== Segment start ==

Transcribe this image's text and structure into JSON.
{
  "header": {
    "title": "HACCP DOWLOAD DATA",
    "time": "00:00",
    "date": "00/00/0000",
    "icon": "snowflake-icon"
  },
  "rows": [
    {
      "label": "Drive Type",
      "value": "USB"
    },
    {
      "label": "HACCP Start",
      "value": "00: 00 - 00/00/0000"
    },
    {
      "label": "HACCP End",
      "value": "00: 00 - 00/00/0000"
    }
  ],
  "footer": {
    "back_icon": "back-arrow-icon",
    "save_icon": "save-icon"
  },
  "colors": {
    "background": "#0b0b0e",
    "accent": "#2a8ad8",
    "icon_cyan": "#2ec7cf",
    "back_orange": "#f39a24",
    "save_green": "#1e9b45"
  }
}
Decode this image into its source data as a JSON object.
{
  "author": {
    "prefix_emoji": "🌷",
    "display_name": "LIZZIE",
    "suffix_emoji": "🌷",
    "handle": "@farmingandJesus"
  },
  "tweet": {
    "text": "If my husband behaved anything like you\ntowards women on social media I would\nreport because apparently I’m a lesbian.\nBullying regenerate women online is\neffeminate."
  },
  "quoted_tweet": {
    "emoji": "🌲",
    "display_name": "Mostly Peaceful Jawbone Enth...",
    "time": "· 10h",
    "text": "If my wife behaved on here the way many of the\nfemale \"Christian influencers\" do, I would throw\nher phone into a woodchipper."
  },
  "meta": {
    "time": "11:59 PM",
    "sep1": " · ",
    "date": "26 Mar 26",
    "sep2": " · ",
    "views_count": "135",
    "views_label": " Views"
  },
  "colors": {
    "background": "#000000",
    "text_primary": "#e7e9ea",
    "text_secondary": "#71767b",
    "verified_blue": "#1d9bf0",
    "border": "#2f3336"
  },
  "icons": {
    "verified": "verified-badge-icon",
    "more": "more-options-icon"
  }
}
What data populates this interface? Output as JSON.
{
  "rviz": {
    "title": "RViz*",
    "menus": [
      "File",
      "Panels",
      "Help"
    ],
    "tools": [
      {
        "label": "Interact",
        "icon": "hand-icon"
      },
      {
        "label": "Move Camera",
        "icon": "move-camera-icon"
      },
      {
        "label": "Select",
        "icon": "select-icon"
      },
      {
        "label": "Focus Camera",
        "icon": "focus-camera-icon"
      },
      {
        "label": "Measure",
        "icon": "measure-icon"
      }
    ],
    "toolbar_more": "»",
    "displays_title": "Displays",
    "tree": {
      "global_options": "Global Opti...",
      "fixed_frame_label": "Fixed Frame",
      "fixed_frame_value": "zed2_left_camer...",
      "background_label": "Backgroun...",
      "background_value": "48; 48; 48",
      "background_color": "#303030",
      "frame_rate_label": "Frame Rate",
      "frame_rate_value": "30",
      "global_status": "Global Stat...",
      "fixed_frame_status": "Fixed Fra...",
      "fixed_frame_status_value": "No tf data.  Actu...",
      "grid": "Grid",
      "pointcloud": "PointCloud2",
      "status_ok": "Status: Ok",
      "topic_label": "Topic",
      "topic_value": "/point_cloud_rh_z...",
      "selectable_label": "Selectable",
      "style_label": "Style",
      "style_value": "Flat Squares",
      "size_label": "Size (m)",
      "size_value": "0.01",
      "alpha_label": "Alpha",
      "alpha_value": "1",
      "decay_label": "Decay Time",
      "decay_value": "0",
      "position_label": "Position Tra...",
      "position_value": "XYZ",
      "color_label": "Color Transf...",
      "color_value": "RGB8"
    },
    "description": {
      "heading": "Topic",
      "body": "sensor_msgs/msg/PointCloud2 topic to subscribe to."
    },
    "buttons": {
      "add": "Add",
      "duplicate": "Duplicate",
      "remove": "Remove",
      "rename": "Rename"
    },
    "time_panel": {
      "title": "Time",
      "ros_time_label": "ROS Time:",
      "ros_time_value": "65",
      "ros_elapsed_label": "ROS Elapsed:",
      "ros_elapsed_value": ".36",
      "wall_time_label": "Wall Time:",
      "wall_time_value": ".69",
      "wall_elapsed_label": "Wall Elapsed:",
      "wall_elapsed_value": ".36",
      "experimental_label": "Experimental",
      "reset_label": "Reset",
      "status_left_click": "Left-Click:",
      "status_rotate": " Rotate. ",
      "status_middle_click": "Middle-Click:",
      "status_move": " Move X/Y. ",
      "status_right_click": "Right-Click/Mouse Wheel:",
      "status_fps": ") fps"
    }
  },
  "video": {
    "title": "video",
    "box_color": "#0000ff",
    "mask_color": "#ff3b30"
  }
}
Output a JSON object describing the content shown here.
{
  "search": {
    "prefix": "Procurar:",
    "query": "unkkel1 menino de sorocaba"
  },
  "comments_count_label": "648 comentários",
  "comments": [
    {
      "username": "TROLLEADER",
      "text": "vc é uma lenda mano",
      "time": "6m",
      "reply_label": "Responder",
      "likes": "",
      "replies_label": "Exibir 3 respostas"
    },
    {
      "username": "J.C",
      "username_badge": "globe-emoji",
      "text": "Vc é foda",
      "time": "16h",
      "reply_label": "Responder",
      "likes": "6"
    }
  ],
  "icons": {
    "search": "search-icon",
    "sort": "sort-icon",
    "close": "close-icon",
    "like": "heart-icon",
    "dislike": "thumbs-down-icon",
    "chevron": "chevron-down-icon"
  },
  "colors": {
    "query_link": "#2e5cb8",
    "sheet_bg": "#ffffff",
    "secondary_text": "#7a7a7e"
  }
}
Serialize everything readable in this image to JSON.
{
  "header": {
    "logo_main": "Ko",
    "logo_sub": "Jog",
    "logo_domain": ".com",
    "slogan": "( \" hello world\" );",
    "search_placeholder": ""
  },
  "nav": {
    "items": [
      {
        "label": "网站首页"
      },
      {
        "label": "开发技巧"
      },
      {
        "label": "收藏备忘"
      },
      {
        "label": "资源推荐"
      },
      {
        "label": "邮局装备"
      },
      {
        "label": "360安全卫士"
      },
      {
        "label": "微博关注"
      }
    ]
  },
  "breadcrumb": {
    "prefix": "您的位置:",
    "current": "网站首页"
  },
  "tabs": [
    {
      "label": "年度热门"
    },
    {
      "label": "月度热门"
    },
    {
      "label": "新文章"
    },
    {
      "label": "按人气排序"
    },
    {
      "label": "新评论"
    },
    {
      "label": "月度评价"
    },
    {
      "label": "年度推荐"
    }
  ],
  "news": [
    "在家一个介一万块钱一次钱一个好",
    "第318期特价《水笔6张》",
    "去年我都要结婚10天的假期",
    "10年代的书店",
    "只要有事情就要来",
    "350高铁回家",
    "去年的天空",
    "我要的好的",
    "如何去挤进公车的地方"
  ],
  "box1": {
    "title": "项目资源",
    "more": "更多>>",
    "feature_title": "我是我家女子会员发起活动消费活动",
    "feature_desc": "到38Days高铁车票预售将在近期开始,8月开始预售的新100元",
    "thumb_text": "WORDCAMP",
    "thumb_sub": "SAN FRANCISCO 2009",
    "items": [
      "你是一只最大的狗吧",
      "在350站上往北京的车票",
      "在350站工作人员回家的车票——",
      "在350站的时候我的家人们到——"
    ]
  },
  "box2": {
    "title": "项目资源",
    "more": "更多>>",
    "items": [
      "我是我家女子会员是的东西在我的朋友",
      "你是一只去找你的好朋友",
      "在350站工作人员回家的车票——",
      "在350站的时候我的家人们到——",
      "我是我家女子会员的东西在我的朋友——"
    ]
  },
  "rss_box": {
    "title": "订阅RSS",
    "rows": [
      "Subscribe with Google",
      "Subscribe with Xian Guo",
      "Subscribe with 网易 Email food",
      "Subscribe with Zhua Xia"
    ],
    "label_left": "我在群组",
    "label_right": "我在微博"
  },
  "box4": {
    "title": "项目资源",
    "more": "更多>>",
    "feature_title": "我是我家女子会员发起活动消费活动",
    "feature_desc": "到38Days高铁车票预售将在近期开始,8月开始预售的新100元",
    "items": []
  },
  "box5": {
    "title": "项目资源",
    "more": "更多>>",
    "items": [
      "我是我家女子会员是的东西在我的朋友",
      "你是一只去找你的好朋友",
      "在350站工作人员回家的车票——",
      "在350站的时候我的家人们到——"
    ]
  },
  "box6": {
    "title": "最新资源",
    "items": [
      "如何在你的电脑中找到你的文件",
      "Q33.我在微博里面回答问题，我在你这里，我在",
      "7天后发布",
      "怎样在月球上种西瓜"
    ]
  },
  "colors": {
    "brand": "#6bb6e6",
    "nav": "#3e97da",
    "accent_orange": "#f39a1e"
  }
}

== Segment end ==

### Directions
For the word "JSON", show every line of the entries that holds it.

### Task response
Transcribe this image's text and structure into JSON.
Decode this image into its source data as a JSON object.
What data populates this interface? Output as JSON.
Output a JSON object describing the content shown here.
Serialize everything readable in this image to JSON.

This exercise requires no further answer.